Racial justice group #TheShowMustBePaused has a new set of demands for the music industry.
The organization was formed in the wake of George Floyd’s death. Music industry execs Jamila Thomas and Brianna Agyemang started the group with calls for a single-day shutdown. Now, the organization is seeking more than just lip service from the music industry.
Thomas and Agymang say these new demands are directed at “ALL organizations operating in the world of Black music.”
“It has been 90 days since the black out. In the last three months, we have witnessed Black leaders promoted; financial support committed and in many cases distributed; a historic moment of solidarity in the March on Washington, and the list of companies, idealists, and collectives vowing to no longer tolerate racial injustice and inequity grow exponentially. However, the work does not stop there.”

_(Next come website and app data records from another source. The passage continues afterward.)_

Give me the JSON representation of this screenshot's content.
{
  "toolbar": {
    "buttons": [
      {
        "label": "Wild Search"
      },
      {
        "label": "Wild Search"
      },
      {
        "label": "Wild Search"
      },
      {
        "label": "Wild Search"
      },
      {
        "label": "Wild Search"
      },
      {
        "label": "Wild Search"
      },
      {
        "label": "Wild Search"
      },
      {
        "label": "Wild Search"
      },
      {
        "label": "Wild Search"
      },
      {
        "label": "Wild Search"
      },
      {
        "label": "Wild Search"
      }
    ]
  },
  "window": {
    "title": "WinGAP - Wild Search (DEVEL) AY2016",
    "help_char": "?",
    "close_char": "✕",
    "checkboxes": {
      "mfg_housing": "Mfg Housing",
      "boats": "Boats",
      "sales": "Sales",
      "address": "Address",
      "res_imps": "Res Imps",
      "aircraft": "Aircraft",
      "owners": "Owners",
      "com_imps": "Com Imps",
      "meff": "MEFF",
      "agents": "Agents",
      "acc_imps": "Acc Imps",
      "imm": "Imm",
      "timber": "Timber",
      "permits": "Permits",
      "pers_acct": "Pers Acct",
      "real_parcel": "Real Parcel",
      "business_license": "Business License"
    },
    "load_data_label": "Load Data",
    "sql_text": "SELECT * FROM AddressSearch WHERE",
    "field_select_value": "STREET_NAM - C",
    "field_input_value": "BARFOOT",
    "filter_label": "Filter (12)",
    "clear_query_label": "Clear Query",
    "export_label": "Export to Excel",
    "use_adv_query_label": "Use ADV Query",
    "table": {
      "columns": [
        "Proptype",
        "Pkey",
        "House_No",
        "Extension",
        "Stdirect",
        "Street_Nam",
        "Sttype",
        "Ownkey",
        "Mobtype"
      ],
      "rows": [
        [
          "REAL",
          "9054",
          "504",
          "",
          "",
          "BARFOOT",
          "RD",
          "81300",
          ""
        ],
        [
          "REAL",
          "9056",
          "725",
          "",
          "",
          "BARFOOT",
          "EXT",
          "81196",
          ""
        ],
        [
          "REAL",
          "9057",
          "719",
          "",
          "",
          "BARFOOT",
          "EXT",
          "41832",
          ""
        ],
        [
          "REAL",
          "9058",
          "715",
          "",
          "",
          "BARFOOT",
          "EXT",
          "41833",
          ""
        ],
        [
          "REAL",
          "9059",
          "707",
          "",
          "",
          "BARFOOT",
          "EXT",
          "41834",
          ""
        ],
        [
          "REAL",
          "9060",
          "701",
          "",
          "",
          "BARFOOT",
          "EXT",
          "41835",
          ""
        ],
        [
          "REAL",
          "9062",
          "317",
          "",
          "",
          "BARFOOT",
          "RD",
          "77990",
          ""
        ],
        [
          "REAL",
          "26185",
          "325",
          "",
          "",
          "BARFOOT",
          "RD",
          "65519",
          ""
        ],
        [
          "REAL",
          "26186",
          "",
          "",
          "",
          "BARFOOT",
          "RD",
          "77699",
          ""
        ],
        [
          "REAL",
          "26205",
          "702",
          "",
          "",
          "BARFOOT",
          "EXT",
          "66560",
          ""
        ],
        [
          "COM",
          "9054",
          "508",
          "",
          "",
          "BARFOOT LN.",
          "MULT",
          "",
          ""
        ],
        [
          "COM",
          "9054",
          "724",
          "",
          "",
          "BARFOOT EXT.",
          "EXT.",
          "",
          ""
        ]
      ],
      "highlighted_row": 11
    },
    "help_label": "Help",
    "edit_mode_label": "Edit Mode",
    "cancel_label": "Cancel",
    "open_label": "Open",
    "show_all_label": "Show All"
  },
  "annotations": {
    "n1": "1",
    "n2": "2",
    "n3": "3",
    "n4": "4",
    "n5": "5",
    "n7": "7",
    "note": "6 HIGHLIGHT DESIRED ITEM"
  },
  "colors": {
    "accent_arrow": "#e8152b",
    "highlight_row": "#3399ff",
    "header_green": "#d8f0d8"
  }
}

Some of the major demands of the racial justice group are as follows:
- Greater transparency in the auditing and reporting of diversity efforts in regards to hiring and compensation
- Disclosures of what percentage of companies’ leadership is Black
- Fair pay for all
- A quarterly public report of resources donated
- A system enabling any employee to report and track accountability for executives, assistants, and artists who are racist or perform unjust acts
- Anti-racism and anti-sexism clauses to live performance contracts
- Pipelines for Black talent to enter the music business as interns or entry-level professionals
- Create career development opportunities allocating budget to support Black executive and professional representation in music departments other than just ‘urban’ or ‘Black music.’
#TheShowMustBePaused says it gives organizations 30 to 60 days to respond to these demands. The three major labels, Warner, Universal, and Sony Music, have not responded to these demands yet. All three companies did detail initiatives for similar requests earlier this summer.
“This is a call to action. A call to actualize the ideals we claim to uphold as people and to advocate for change through the music industry,” the group writes. “Let this serve as a proclamation to those organizations worldwide whose cornerstone is laid and foundation sustained by the potency of Black culture. Now we are making demands,” they continue.
Some of the demands here are the same Spotify’s podcasting companies are seeking in their unionization efforts. Equal pay among men and women, regardless of color, and more diversity and inclusion should be a baseline for these companies. It’s nice to see certain organizations stepping up the fight.